The Twitter wires are aflame with cute quotes on how lightning from a “cloud” took down Amazon’s EC2 “cloud” service. Snarky snippets sell well on Twitter with no research or understanding of the facts behind the issues involved.
Since “the press” is now asking for my opinion, I figured I’d jot down a quick overview of my thoughts on this non-event which has been blown out of proportion. Sorry the press, we’re all the press now (for better or for worse) but you’re welcome to extract quotes with proper attribution :)
I don’t consider lighting taking out some racks of EC2 servers to be an “outage” even though this took down some customers’ running instances. EC2 and the rest of AWS were completely functional. If one or more EC2 instances fail for internal or external reasons, any customer who has built a reasonable elastic architecture on EC2 should be able automatically or even manually to fire up new servers and to fail over with very little downtime, if any.
This was a “failure” or an “error” or a “fault”, not an outage. Architectures built on top of AWS should expect and plan for failures; that’s simply the way the service was designed. AWS provides dramatic resources for detecting and dealing with big and small failures and for building highly redundant, fault tolerant, distributed systems at a global level—instead of at an individual API call or EC2 instance level.
At a normal ISP, if your server goes down, it is a serious problem. You have to wait for the ISP to work to bring it up or drive over to the data center and work on it yourself. With EC2, servers are fairly disposable. When an EC2 server goes down (which is still rare) you have at your fingertips thousands of other servers in a half dozen data centers in multiple countries.
A well designed architecture built on top of EC2 keeps important information (databases, log files, etc) in easy to manage persistent and redundant data stores which can be snapshotted, duplicated, detached, and attached to new servers. EC2 provides advanced data center capabilities few companies can build on their own.

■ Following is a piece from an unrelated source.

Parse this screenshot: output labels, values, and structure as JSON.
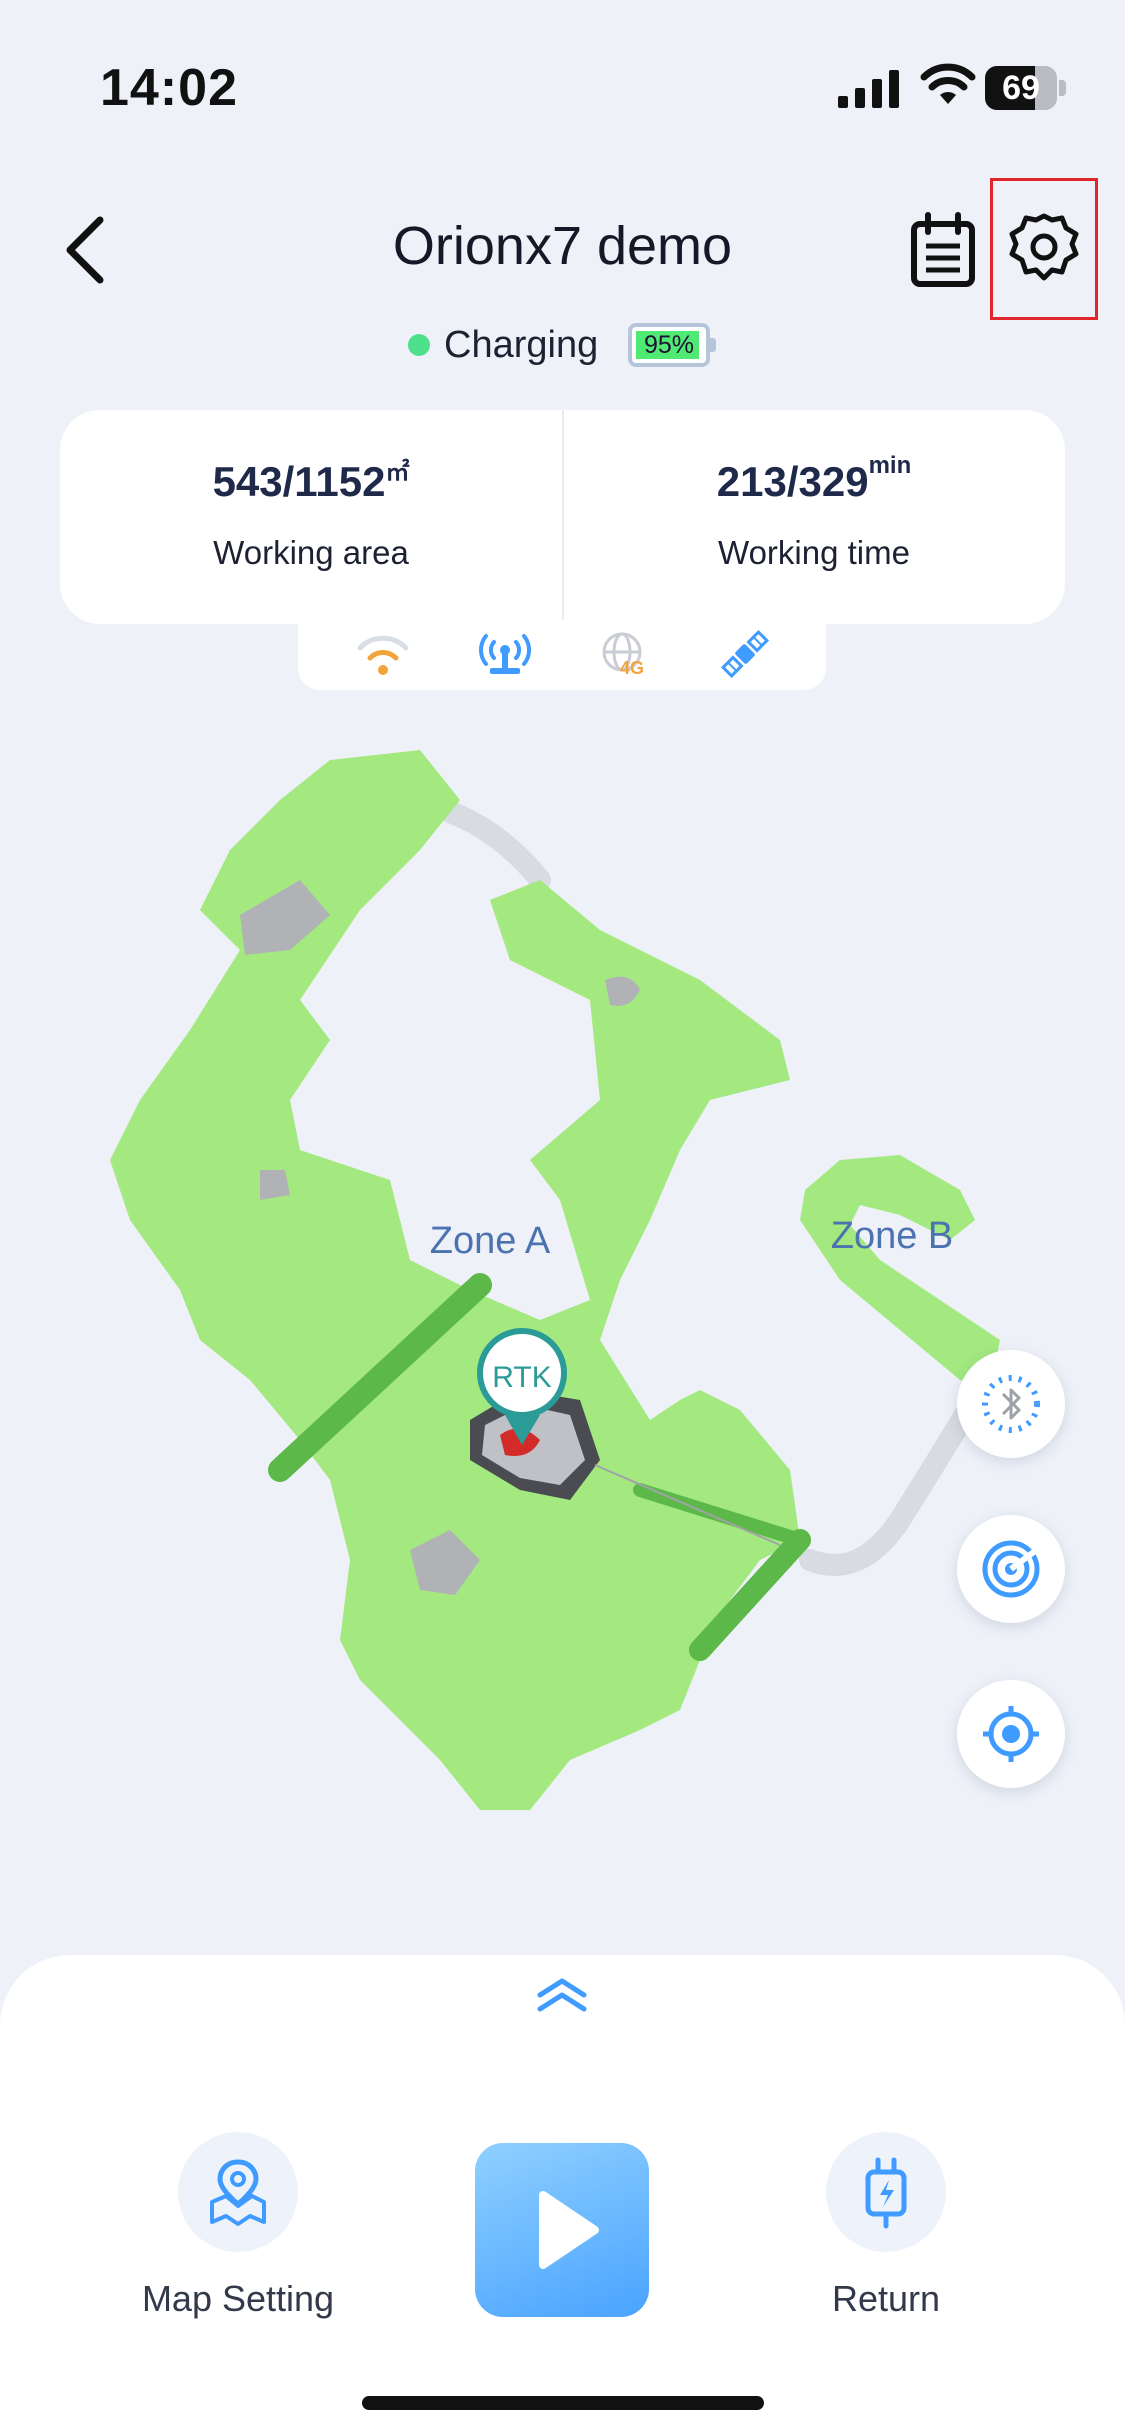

Yes, it can take some time and effort to learn this new way of working with on-demand, self-service, pay-as-you-go hardware infrastructure and sometimes the lessons are learned the hard way, but you’ll be better off in the end.